BAKHCHISARAY, Crimea (Reuters) - The leader of Crimean Tatars proposed on Saturday that the 300,000-strong indigenous Muslim minority seek autonomy on the Black Sea peninsula annexed from Ukraine by Russia.
Speaking to more than 200 delegates gathered for the top Crimean Tatars' assembly, Refat Chubarov said: "In the life of every nation there comes a time when it must make decisions that will determine its future."
"I ask you to approve ... the start of political and legal procedures aimed at creating ethnic and territorial autonomy of the Crimean Tatars of their historic territory of Crimea."
He did not specify whether he wanted the region, if it obtains autonomy, to be part of Russia or Ukraine.
Crimea's Tatars met in their historic capital Bakhchisaray to decide whether to hold a referendum among their people to determine their future.
Such a vote would be a challenge to Russian President Vladimir Putin who incorporated the region into Russia after Crimeans voted overwhelmingly to split from Ukraine following the overthrow in February of Ukraine's pro-Russian president.
Crimean Tatars largely boycotted that referendum, which the West said was illegitimate.
"Nobody asked us, the Crimean Tatars ... in what conditions we want to live," Chubarov told Reuters this week.
Tatars, an indigenous population of Turkic origin, were deported from Crimea to Central Asia in 1944 under Soviet leader Josef Stalin who wanted to punish the community for cases of collaboration with the Nazi Germany.
They started returning from exile some two decades ago.
Due to the hardships suffered under the Soviet Union, many are now strongly opposed to falling once again under the control of Moscow.
Some deputies, however, said on Saturday that the case was lost and that Crimean Tatars should concede the land they consider their home was now Russian.
"Had we been the majority here, we could think of doing something, but we are not and we just have to formally acknowledge the reality as it is," said Aleksander Aliyev, who uses a Russian name and does not speak Tatar following his deportation at the age of five and education in Russian.

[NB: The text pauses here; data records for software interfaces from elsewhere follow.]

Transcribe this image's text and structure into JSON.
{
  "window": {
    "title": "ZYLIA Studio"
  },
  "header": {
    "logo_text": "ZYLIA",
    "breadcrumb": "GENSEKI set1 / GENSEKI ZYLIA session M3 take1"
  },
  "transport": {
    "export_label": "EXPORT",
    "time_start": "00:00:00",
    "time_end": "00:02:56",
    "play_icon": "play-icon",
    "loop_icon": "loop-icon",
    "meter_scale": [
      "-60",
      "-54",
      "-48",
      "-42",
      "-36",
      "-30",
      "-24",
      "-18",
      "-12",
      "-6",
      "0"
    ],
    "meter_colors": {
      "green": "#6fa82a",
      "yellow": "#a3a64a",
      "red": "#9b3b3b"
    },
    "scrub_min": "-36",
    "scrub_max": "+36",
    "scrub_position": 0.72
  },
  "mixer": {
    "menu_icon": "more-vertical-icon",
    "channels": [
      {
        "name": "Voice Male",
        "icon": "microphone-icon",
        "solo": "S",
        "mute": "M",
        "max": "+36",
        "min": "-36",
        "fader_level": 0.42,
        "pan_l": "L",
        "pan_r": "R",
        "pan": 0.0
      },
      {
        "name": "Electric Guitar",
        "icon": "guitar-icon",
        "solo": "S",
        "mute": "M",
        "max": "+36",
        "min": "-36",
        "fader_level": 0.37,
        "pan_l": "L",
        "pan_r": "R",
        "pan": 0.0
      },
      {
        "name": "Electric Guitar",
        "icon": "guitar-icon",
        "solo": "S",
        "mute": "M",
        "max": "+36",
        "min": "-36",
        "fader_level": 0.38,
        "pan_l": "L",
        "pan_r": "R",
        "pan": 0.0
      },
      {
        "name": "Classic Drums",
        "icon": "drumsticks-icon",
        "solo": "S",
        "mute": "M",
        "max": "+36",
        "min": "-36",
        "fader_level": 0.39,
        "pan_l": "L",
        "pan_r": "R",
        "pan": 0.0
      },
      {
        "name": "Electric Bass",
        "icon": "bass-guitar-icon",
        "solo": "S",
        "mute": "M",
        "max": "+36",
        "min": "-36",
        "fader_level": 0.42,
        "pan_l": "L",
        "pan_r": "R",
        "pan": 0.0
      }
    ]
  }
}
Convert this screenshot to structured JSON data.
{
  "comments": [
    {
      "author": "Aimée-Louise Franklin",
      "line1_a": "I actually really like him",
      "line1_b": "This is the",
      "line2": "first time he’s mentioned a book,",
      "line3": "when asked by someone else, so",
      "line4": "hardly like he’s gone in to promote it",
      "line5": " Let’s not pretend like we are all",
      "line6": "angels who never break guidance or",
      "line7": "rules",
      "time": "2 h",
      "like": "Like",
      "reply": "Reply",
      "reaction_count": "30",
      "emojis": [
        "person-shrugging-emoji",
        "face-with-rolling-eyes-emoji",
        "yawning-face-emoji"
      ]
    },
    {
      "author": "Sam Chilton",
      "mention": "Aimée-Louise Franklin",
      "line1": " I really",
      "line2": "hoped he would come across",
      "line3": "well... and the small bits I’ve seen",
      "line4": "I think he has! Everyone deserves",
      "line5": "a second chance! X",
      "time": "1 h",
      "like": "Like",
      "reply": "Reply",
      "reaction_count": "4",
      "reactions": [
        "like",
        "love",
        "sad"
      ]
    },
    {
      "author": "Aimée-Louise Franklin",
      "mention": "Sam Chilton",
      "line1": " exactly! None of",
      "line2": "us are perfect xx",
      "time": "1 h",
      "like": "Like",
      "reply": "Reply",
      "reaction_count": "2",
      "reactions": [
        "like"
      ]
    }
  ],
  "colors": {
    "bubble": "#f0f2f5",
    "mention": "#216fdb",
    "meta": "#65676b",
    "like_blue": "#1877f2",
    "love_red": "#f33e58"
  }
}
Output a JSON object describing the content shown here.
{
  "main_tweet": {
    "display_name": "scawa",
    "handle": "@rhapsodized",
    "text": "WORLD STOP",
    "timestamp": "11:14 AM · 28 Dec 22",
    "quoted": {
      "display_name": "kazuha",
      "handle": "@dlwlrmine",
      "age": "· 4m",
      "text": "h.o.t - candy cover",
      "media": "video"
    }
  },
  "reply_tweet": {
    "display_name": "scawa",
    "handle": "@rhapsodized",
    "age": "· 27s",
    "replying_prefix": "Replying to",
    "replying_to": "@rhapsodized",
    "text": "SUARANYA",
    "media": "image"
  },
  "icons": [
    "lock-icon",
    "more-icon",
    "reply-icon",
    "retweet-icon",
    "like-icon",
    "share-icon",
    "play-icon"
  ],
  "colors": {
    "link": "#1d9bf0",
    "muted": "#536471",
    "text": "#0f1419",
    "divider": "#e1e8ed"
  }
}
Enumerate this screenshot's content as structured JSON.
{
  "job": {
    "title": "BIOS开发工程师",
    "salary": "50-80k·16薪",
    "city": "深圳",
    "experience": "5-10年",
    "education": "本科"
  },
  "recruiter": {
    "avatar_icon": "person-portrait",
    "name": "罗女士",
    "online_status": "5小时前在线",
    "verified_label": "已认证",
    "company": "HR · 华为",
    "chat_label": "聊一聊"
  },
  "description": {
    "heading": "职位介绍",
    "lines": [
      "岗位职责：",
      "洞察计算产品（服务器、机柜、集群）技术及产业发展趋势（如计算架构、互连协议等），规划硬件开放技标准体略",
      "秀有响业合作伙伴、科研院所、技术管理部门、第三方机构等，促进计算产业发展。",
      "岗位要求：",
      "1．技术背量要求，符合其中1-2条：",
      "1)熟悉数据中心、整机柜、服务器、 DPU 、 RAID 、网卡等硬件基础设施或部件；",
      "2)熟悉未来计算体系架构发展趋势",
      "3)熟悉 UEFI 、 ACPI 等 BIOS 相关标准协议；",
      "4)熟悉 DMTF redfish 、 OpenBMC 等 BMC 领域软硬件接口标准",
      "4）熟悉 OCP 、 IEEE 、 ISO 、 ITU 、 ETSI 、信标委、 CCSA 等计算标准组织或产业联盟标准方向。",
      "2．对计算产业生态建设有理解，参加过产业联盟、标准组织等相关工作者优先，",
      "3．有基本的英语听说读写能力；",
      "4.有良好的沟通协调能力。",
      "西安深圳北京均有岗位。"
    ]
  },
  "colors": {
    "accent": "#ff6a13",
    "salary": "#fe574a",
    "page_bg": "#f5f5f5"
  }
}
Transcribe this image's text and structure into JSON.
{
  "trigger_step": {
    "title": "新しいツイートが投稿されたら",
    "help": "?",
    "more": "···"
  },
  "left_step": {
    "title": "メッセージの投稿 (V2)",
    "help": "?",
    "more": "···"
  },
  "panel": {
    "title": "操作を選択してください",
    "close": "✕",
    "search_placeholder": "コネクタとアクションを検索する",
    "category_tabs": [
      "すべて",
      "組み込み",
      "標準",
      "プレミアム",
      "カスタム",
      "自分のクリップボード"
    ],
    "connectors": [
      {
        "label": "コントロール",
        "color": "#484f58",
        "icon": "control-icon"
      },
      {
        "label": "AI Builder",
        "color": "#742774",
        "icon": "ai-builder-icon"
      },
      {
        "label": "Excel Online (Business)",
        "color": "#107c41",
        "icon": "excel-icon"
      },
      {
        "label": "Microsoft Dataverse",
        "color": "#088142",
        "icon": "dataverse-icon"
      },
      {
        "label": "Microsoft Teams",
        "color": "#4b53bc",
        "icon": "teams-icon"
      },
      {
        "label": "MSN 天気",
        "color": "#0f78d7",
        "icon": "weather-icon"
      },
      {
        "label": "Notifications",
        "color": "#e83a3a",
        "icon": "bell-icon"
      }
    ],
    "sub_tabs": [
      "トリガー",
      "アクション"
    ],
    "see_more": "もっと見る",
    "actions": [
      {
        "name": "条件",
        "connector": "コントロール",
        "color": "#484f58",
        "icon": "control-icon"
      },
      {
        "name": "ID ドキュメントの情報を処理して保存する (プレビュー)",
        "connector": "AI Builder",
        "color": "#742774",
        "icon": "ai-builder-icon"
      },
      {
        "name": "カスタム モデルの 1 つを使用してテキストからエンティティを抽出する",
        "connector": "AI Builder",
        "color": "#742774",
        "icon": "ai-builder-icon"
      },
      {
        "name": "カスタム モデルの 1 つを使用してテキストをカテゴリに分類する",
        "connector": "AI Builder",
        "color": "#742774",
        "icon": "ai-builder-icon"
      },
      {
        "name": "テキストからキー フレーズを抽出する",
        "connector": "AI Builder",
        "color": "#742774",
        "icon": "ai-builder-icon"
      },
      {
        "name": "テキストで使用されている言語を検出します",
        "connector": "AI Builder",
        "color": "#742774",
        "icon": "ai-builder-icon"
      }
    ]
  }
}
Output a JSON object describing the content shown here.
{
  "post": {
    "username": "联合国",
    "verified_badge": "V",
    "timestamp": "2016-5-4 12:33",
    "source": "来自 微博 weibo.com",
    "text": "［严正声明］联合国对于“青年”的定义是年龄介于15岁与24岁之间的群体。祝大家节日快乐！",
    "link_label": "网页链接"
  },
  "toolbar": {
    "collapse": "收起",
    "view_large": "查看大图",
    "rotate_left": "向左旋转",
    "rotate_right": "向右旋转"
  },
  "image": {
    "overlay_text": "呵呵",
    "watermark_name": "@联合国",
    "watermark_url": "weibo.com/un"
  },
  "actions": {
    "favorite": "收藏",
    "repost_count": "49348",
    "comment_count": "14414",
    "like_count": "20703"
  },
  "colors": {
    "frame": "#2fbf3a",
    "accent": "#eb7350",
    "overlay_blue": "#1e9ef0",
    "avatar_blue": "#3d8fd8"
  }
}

Tatars pledged their loyalty to Ukraine, which gained independence after the 1991 collapse of the Soviet Union, and have since seen some cultural revival in Crimea.
(Reporting by Gabriela Baczynska; Editing by Raissa Kasolowsky)